*Exercise instructions*. Would you copy out each line of the records below that includes the word "Стоп"?

Top of Data extract

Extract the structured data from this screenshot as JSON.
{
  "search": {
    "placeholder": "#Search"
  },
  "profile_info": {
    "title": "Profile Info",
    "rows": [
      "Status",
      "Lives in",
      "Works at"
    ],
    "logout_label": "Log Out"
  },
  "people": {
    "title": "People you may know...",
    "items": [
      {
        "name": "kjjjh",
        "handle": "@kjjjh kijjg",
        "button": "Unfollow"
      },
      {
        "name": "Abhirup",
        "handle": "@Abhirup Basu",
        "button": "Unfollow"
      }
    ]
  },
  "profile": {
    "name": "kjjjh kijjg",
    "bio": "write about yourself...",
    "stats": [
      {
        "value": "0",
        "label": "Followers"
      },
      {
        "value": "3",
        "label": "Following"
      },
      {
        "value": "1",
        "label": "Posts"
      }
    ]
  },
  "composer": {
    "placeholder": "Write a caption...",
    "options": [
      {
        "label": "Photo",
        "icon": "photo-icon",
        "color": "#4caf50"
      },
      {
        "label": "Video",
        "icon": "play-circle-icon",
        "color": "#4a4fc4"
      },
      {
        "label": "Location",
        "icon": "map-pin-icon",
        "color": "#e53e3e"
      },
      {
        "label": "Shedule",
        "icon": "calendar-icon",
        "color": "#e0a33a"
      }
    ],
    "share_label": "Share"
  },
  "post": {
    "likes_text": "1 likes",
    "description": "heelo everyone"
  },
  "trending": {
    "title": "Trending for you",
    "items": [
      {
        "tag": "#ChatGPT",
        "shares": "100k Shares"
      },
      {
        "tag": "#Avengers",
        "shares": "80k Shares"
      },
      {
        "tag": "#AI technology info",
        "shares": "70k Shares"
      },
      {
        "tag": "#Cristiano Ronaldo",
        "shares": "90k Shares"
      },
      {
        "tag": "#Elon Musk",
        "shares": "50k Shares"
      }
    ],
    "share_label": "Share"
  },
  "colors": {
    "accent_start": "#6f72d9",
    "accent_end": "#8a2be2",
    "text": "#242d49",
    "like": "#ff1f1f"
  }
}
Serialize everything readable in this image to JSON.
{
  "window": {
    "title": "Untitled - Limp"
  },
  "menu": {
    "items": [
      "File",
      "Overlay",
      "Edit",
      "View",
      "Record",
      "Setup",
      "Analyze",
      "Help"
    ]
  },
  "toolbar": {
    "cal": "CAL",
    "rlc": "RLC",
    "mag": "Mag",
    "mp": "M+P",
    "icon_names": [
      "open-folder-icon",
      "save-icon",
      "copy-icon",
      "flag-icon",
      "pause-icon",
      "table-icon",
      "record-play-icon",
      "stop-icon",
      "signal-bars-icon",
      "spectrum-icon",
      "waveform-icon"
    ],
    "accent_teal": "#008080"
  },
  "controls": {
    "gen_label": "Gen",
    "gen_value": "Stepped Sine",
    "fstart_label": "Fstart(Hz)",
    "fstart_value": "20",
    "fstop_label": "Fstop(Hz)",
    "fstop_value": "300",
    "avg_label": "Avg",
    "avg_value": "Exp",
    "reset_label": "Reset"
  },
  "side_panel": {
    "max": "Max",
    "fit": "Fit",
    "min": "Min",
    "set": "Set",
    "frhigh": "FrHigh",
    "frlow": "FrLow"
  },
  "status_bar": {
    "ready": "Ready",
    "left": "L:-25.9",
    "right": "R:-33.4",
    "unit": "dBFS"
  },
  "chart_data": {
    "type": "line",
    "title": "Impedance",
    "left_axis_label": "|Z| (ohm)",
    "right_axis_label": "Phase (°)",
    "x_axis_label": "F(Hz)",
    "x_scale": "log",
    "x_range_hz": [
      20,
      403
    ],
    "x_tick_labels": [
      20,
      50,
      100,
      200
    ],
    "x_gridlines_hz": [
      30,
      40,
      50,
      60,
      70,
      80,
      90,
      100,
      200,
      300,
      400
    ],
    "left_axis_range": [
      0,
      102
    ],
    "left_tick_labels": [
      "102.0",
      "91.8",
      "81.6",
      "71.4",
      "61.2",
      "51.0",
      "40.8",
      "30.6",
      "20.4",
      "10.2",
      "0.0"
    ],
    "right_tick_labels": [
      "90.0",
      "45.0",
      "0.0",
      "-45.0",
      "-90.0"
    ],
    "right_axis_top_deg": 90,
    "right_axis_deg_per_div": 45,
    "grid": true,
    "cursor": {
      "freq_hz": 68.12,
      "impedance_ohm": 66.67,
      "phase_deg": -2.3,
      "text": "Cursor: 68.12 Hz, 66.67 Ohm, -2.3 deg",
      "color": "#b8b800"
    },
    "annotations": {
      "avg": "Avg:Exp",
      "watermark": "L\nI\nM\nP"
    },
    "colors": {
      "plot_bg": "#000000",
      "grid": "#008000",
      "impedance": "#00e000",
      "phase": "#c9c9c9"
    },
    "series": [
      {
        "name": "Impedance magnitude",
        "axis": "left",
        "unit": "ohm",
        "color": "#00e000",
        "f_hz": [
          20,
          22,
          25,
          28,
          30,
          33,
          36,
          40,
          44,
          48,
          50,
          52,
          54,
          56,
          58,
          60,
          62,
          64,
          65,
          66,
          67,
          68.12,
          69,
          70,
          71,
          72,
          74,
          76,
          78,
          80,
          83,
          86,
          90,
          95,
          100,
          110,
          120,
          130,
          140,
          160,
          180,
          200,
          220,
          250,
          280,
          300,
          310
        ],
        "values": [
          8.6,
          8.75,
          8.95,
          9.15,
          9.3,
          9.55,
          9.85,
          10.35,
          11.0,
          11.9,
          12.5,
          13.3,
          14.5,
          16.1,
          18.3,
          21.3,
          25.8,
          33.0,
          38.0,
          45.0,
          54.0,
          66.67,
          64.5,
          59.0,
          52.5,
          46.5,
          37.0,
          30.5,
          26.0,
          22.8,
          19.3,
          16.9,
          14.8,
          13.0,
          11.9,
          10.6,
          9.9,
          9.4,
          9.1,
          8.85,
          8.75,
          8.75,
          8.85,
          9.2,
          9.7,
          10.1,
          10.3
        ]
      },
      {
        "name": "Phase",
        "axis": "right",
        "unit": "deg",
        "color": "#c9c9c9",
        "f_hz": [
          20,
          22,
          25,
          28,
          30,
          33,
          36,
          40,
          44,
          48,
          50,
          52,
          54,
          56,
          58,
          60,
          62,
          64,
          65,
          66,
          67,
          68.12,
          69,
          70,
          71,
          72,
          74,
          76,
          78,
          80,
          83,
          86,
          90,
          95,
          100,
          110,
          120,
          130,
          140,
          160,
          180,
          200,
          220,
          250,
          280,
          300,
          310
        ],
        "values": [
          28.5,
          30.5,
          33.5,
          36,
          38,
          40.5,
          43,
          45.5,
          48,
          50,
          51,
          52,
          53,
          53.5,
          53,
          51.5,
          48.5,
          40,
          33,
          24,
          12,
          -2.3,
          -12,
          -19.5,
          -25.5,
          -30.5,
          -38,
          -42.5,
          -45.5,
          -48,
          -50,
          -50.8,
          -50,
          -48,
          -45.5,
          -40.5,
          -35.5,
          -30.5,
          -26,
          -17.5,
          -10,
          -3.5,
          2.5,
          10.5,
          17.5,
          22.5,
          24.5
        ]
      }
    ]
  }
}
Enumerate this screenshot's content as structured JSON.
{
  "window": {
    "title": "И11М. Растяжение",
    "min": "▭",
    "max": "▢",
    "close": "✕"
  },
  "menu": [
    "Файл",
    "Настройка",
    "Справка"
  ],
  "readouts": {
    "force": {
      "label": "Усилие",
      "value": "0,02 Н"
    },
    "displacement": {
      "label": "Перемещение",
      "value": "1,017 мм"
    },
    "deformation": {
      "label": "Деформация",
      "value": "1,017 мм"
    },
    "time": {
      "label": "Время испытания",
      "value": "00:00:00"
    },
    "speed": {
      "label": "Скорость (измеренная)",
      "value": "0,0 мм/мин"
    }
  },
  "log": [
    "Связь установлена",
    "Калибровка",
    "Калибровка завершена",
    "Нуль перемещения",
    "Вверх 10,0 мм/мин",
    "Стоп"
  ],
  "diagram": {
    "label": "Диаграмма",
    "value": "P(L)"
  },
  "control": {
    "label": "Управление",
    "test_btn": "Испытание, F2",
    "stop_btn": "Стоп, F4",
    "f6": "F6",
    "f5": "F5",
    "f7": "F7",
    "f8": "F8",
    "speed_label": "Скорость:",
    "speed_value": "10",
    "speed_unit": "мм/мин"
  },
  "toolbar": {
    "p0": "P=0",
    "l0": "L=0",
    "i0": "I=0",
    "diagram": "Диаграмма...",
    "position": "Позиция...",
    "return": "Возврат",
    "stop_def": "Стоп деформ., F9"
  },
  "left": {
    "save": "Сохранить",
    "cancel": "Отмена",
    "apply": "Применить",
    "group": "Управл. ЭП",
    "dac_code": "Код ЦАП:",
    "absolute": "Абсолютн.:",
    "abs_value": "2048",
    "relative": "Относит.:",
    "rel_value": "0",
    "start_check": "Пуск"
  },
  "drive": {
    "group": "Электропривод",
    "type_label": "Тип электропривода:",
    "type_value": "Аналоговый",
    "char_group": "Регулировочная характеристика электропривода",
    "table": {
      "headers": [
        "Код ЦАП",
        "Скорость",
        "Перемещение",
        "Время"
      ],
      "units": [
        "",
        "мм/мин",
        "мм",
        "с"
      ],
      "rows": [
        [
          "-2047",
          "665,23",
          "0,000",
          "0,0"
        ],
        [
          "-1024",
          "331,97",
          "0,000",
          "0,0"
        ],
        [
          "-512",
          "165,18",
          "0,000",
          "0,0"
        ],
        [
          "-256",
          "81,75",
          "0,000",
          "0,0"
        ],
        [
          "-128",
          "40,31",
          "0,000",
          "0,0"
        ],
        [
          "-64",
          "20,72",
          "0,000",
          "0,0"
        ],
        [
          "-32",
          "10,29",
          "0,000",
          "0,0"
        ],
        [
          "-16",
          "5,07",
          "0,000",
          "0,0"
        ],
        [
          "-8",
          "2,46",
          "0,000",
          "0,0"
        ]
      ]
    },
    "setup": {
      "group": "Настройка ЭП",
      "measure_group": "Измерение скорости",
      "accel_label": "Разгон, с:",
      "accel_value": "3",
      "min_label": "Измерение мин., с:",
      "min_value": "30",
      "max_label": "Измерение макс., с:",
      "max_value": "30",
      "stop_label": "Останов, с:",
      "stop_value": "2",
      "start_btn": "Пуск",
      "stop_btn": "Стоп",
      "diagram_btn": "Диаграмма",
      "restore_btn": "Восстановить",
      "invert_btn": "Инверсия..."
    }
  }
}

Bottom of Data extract

*Problem solution*.
    "Стоп"
    "stop_btn": "Стоп, F4",
    "stop_def": "Стоп деформ., F9"
      "stop_btn": "Стоп",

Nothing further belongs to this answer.